For those who like the nitty-gritty details, the changes apply to 10 TAC chapter 307, sections 307.1 – 307.7, Inspections of Homes in Areas Without Municipal Inspections, and can be read in its entirety here.

For the rest of you who just want the details, here they are.

  • As of Sept. 1, 2008, builders or remodelers who work on homes that are not located in an area that is subject to municipal inspection must hire a qualified fee inspector to inspect the construction for applicable code compliance
  • Inspections are performed at the following stages of construction: 1) the foundation, before concrete is poured; 2) framing and mechanical systems prior to the placement of insulation, wallboard, or other wall covering facing the home’s interior; 3) the home upon substantial completion and, if not occupied, prior to occupancy
  • Fee inspectors will also provide inspections to ensure windstorm insurance compliance.

Inspectors will use forms promulgated by the Texas Residential Construction Commission and will report their findings online.

To serve as inspectors, individuals must be one of the following:

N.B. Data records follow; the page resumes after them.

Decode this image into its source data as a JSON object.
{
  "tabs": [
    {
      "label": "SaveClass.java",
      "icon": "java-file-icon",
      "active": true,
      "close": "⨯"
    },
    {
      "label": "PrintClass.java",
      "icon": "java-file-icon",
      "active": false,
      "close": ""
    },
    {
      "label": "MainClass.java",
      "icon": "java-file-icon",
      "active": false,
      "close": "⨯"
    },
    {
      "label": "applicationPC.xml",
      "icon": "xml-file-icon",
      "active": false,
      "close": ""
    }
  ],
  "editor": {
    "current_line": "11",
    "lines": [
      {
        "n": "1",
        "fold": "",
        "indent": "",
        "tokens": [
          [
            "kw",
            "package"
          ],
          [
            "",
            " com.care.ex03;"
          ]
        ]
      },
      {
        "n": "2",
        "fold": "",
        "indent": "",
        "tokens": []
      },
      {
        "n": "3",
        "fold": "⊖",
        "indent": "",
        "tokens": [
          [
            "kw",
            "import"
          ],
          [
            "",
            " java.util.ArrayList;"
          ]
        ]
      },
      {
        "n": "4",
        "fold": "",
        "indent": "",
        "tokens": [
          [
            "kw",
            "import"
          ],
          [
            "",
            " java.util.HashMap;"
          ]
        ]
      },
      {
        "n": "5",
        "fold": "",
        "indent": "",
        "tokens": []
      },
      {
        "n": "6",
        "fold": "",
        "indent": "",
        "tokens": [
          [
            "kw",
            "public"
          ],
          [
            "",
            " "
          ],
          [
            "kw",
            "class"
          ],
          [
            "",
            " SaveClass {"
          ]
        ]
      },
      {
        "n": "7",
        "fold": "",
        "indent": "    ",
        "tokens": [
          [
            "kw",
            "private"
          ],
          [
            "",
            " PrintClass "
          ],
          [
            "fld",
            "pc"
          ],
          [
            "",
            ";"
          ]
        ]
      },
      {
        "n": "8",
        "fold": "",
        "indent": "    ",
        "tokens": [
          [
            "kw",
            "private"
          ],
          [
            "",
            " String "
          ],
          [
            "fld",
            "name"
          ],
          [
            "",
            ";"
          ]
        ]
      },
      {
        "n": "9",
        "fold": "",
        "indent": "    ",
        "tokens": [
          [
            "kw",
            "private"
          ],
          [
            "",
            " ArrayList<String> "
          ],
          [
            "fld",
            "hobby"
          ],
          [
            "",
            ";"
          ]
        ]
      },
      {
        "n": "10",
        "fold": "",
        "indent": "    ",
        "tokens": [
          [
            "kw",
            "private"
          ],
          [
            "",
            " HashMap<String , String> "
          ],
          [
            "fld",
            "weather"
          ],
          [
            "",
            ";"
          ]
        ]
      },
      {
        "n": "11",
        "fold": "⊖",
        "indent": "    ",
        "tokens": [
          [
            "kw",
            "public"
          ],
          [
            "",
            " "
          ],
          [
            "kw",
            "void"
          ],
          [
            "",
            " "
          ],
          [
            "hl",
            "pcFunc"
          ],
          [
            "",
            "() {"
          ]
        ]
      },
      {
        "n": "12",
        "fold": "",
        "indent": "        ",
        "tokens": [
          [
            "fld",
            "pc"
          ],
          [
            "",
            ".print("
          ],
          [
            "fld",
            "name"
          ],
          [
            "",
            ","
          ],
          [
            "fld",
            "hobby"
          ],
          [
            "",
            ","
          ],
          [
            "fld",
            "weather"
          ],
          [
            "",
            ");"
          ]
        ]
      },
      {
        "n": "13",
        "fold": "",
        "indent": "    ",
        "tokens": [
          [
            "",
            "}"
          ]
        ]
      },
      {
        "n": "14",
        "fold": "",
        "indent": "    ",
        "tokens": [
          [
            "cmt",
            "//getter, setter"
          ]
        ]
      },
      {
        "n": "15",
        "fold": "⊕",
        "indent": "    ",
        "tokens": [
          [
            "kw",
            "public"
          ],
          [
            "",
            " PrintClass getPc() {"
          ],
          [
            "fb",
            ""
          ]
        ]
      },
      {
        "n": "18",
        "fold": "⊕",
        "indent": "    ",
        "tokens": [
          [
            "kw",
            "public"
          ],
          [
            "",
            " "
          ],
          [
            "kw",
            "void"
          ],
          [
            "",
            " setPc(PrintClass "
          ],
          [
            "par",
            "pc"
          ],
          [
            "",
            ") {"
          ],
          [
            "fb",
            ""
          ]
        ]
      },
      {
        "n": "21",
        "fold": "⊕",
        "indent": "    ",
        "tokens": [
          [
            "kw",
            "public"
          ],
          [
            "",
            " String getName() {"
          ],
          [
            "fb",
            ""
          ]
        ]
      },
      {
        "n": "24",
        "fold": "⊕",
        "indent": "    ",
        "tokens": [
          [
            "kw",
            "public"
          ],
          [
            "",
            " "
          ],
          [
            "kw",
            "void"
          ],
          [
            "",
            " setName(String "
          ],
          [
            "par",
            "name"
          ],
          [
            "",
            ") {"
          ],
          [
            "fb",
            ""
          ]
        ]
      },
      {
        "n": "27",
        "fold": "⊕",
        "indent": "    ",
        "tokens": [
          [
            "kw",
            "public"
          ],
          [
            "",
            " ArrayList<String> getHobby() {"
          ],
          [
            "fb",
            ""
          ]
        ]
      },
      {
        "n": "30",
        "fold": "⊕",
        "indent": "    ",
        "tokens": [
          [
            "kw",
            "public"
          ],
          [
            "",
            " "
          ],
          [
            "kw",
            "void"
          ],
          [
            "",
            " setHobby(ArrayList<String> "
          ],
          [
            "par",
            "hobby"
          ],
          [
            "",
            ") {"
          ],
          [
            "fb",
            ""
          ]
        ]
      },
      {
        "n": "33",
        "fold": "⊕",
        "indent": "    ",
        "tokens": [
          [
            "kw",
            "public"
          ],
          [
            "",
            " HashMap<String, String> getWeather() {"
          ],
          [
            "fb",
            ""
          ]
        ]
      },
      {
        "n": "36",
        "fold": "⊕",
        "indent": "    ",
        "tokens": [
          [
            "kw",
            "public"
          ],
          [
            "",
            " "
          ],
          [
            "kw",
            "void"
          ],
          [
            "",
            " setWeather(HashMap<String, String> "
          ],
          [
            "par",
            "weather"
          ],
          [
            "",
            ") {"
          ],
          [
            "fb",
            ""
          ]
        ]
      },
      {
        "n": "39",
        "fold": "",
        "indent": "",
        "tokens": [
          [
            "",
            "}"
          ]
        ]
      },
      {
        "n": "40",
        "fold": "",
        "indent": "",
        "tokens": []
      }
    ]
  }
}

  1. a professional engineer licensed by the Texas Board of Engineering;
  2. an architect registered with the Texas Board of Architectural Examiners;
  3. a professional inspector licensed by the Texas Real Estate Commission; or
  4. a third-party inspector registered with the commission

Within thirty days following registration of a home subject to inspection, the Texas Residential Construction Commission shall issue a certificate of completion to the homeowner and the builder, if the inspection reports have been timely received.

The commission will conduct random compliance audits at least once a year. Builders or remodelers will maintain inspection records showing proof of compliance for five years from the home’s registration date.

Builders or remodelers who do not comply with these requirements will be subject to disciplinary action under chapter 305 of this title.

These changes to the Texas Administrative Code are designed to protect homeowners from shoddy construction practices that some builders or remodelers might try to get away with in areas where inspections are not required. It adds some extra cost and work, but it makes sure that the builder or remodeler does a good job and that the homeowner is left with new construction or a remodel job that is safe and meets accepted building standards.

For more information about these changes, contact the Texas Residential Construction Commission or go to their website here.

If you need a referral to a licensed professional inspector or have any other real estate needs, please call Jason Johnston at Century 21 Beal, 979-571-3553 (cell).

2 Comments

  1. So glad there are now rules for county building.

  2. Joey Condon says:

    Great information and thanks for presenting it to us!!